Skip to main content

Bonobo

Pan paniscus
Human readers, meet one of your closest biological relatives-- the Bonobo! Bonobos and Chimpanzees share more than 98% of their DNA with humans. In fact-- we are so closely related to them that there are some who argue that Bonobos and Chimpanzees should belong to the Homo genus, rather than Pan.

Bonobos are smaller than Chimpanzees, but otherwise look very similar. They are even sometimes referred to as Pygmy Chimpanzees, and weren't considered separate species until 1929. Physically, Bonobos are lean and have dark black hair. Males are larger than the females-- sometimes weighing twice as much!

The wild range of the Bonobo is quite small-- they live only in the Democratic Republic of Congo which is one of the reasons why they are so Endangered. Not only is their range small, but they live in an area of civil unrest, where government protections for the species are nearly impossible to uphold, and where there are few regulations concerning habitat protection. The wild population has been on the decline for decades, and it will have difficulty rebounding because of the long reproductive cycle of the Primate. Unlike many mammals that reproduce yearly, a female Bonobo will produce offspring only once every 4-5 years.

Bonobo social groups are actually led by the females, and mother-child bonds are very important to the group. In fact, they are the only primate groups to be female-led. A male's standing is influenced by who his mother is. These communities can number over 100 members, but they tend to break up into smaller sections while foraging. Bonobos primarily eat fruit, but they will also consume leaves, insects, and small vertebrates. They have been known to eat other, smaller Primates as well.

IUCN Status : Endangered
Location : Africa
Size : Length up to 3ft (.9m), Weight up to 130lbs (65kg)
Classification : Phylum : Chordata -- Class : Mammalia -- Order : Primates
Family : Hominidae -- Genus : Pan -- Species : P. paniscus
Image : USAID, Pierre Fidenci

Comments

Post a Comment

Popular posts from this blog

Bornean Orangutan

The Bornean Orangutan is one of two extant Orangutan species in the world. It is the third largest primate (after Gorillas) and is the largest primarily tree-dwelling animal in the world. Males are substantially larger than females, and average at around 165lbs. Bornean Orangutans are largely solitary. A handful might live within a small range but they will seldom interact with one another. Males and females only meet up to breed, which happens only once every several years. A young Orangutan will stay with it's mother for about five years, and the females tend to go about eight years between births. That is the longest interim period of any animal!
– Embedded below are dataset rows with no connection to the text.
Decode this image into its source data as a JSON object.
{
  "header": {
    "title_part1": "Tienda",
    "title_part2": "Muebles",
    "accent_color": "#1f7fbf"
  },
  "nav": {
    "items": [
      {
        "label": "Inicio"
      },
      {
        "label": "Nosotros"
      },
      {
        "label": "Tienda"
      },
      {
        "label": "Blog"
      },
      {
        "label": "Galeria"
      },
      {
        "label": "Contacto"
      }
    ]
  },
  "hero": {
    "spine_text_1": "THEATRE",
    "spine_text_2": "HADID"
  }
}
Sadly, the Bornean Orangutans are in a lot of trouble. They need large forests in order to thrive, and deforestation and habitat degradation has left many homeless. They are also hunted for meat and for traditional medicines. Conservation areas are being established to help these guys in the wild, and it is believed that there are a

10 Years?!

My goodness! It's been 6 years since I went on hiatus, and now more than 10 years since AaD was born, and what a world we've moved in to! Animal a Day is coming back- but in the meantime, check us out on Facebook, for your daily dose of #BIRDNEWS

Four!

For anyone who was counting, yesterday was our birthday-- four years! Four years filled with animals from A to Z, more than 1,100 of them! I can't thank my readers enough, it's been wonderful! And in celebration of that milestone... I'm taking a break. Hopefully not forever, but for a little bit at least. In the mean time I plan on getting a new layout out, along with some updates to some of the older articles. I'll post updates here and on the Facebook page, I'm also brainstorming some new animal-related projects, so keep an eye out! Thanks again for four awesome years!